======== AVAILABLE RECORDS

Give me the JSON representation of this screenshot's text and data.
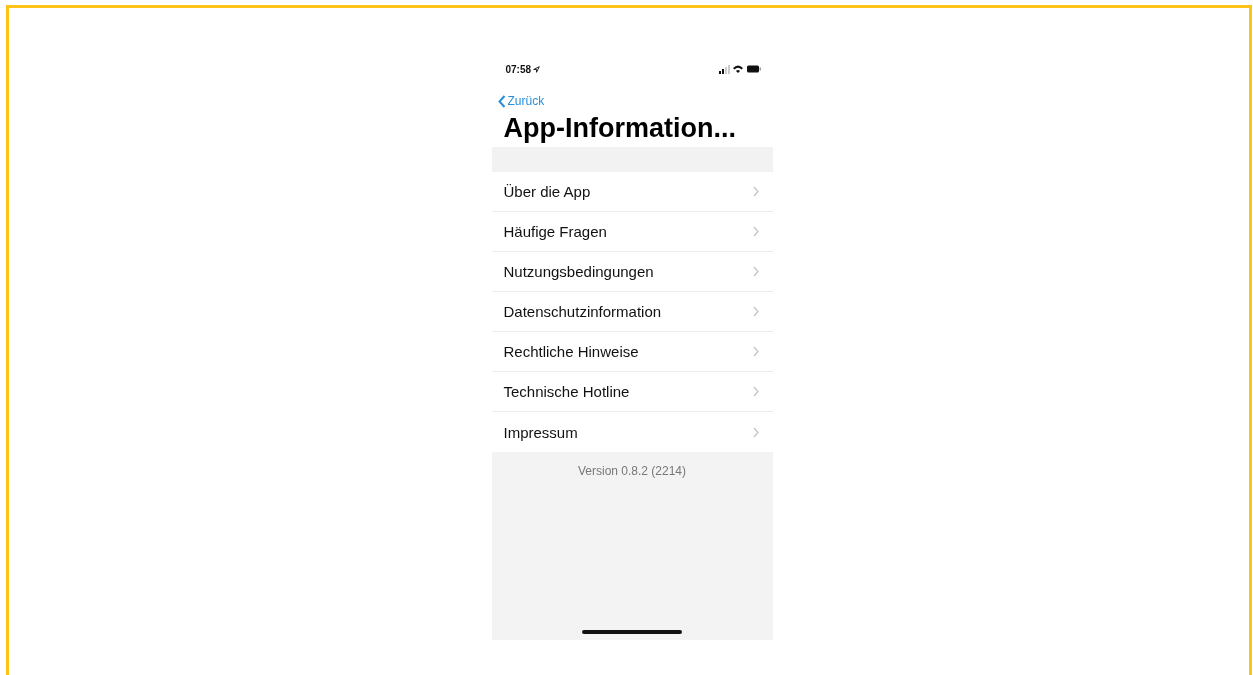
{
  "status_bar": {
    "time": "07:58"
  },
  "nav": {
    "back": "Zurück",
    "title": "App-Information..."
  },
  "menu": [
    {
      "label": "Über die App"
    },
    {
      "label": "Häufige Fragen"
    },
    {
      "label": "Nutzungsbedingungen"
    },
    {
      "label": "Datenschutzinformation"
    },
    {
      "label": "Rechtliche Hinweise"
    },
    {
      "label": "Technische Hotline"
    },
    {
      "label": "Impressum"
    }
  ],
  "footer": {
    "version": "Version 0.8.2 (2214)"
  }
}
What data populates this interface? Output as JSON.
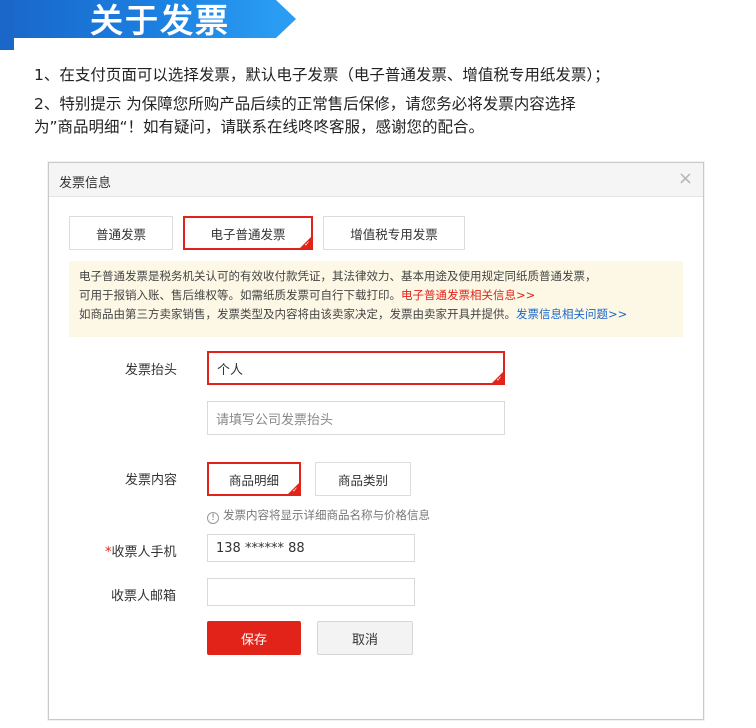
{
  "banner": {
    "title": "关于发票"
  },
  "intro": {
    "line1": "1、在支付页面可以选择发票，默认电子发票（电子普通发票、增值税专用纸发票）；",
    "line2": "2、特别提示 为保障您所购产品后续的正常售后保修，请您务必将发票内容选择",
    "line3": "为”商品明细“！如有疑问，请联系在线咚咚客服，感谢您的配合。"
  },
  "dialog": {
    "title": "发票信息",
    "close": "×",
    "tabs": [
      {
        "label": "普通发票",
        "selected": false
      },
      {
        "label": "电子普通发票",
        "selected": true
      },
      {
        "label": "增值税专用发票",
        "selected": false
      }
    ],
    "notice": {
      "line1": "电子普通发票是税务机关认可的有效收付款凭证，其法律效力、基本用途及使用规定同纸质普通发票，",
      "line2": "可用于报销入账、售后维权等。如需纸质发票可自行下载打印。",
      "line2_link": "电子普通发票相关信息>>",
      "line3": "如商品由第三方卖家销售，发票类型及内容将由该卖家决定，发票由卖家开具并提供。",
      "line3_link": "发票信息相关问题>>"
    },
    "invoice_header": {
      "label": "发票抬头",
      "selected_value": "个人",
      "company_placeholder": "请填写公司发票抬头"
    },
    "invoice_content": {
      "label": "发票内容",
      "options": [
        {
          "label": "商品明细",
          "selected": true
        },
        {
          "label": "商品类别",
          "selected": false
        }
      ],
      "hint": "发票内容将显示详细商品名称与价格信息"
    },
    "phone": {
      "required_mark": "*",
      "label": "收票人手机",
      "value": "138 ****** 88"
    },
    "email": {
      "label": "收票人邮箱",
      "value": ""
    },
    "actions": {
      "save": "保存",
      "cancel": "取消"
    }
  },
  "colors": {
    "brand_blue": "#1a66c9",
    "accent_red": "#e2231a",
    "notice_bg": "#fdf8e6"
  }
}
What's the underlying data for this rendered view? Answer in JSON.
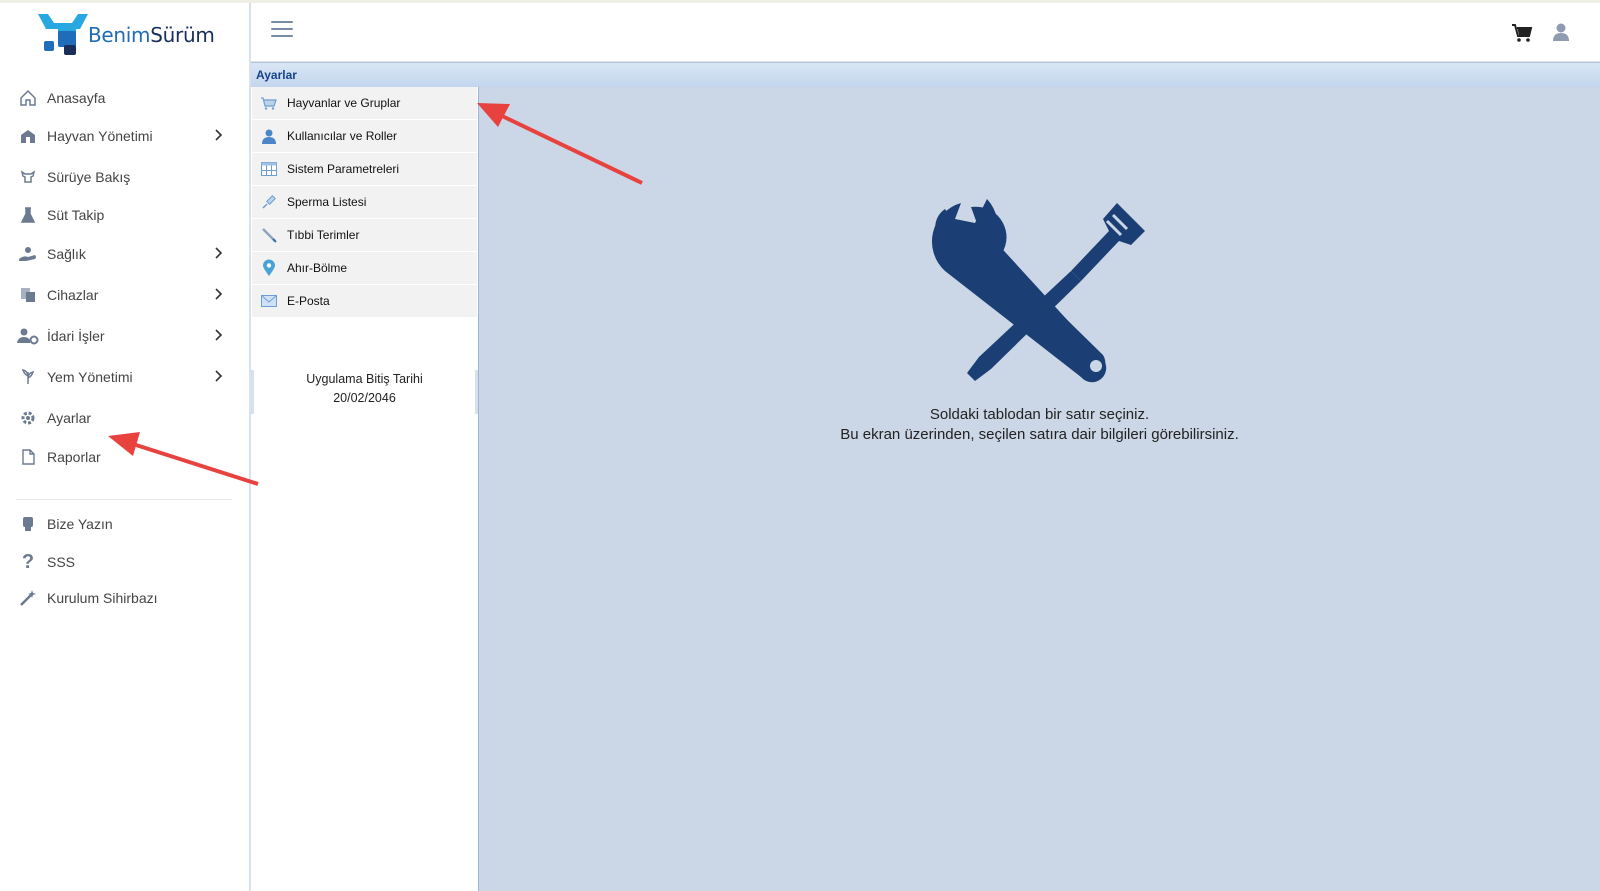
{
  "brand": {
    "name_part1": "Benim",
    "name_part2": "Sürüm"
  },
  "sidebar": {
    "items": [
      {
        "label": "Anasayfa",
        "icon": "home-icon"
      },
      {
        "label": "Hayvan Yönetimi",
        "icon": "barn-icon",
        "has_submenu": true
      },
      {
        "label": "Sürüye Bakış",
        "icon": "cow-icon"
      },
      {
        "label": "Süt Takip",
        "icon": "flask-icon"
      },
      {
        "label": "Sağlık",
        "icon": "health-icon",
        "has_submenu": true
      },
      {
        "label": "Cihazlar",
        "icon": "devices-icon",
        "has_submenu": true
      },
      {
        "label": "İdari İşler",
        "icon": "users-gear-icon",
        "has_submenu": true
      },
      {
        "label": "Yem Yönetimi",
        "icon": "feed-icon",
        "has_submenu": true
      },
      {
        "label": "Ayarlar",
        "icon": "gear-icon"
      },
      {
        "label": "Raporlar",
        "icon": "document-icon"
      },
      {
        "label": "Bize Yazın",
        "icon": "contact-icon"
      },
      {
        "label": "SSS",
        "icon": "question-icon"
      },
      {
        "label": "Kurulum Sihirbazı",
        "icon": "magic-wand-icon"
      }
    ]
  },
  "header": {
    "menu_icon": "hamburger-icon",
    "cart_icon": "cart-icon",
    "user_icon": "user-icon"
  },
  "settings": {
    "title": "Ayarlar",
    "items": [
      {
        "label": "Hayvanlar ve Gruplar",
        "icon": "cart-icon"
      },
      {
        "label": "Kullanıcılar ve Roller",
        "icon": "user-icon"
      },
      {
        "label": "Sistem Parametreleri",
        "icon": "table-icon"
      },
      {
        "label": "Sperma Listesi",
        "icon": "syringe-icon"
      },
      {
        "label": "Tıbbi Terimler",
        "icon": "pen-icon"
      },
      {
        "label": "Ahır-Bölme",
        "icon": "map-pin-icon"
      },
      {
        "label": "E-Posta",
        "icon": "mail-icon"
      }
    ],
    "expiry_label": "Uygulama Bitiş Tarihi",
    "expiry_date": "20/02/2046",
    "empty_line1": "Soldaki tablodan bir satır seçiniz.",
    "empty_line2": "Bu ekran üzerinden, seçilen satıra dair bilgileri görebilirsiniz."
  },
  "colors": {
    "accent": "#1f6db8",
    "panel_bg": "#cbd7e6",
    "tools_icon": "#1b3f74",
    "arrow": "#e8423f"
  }
}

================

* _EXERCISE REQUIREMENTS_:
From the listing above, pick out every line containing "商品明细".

* _RESULT OF THE EXERCISE_:
    "line3": "为”商品明细“！如有疑问，请联系在线咚咚客服，感谢您的配合。"
          "label": "商品明细",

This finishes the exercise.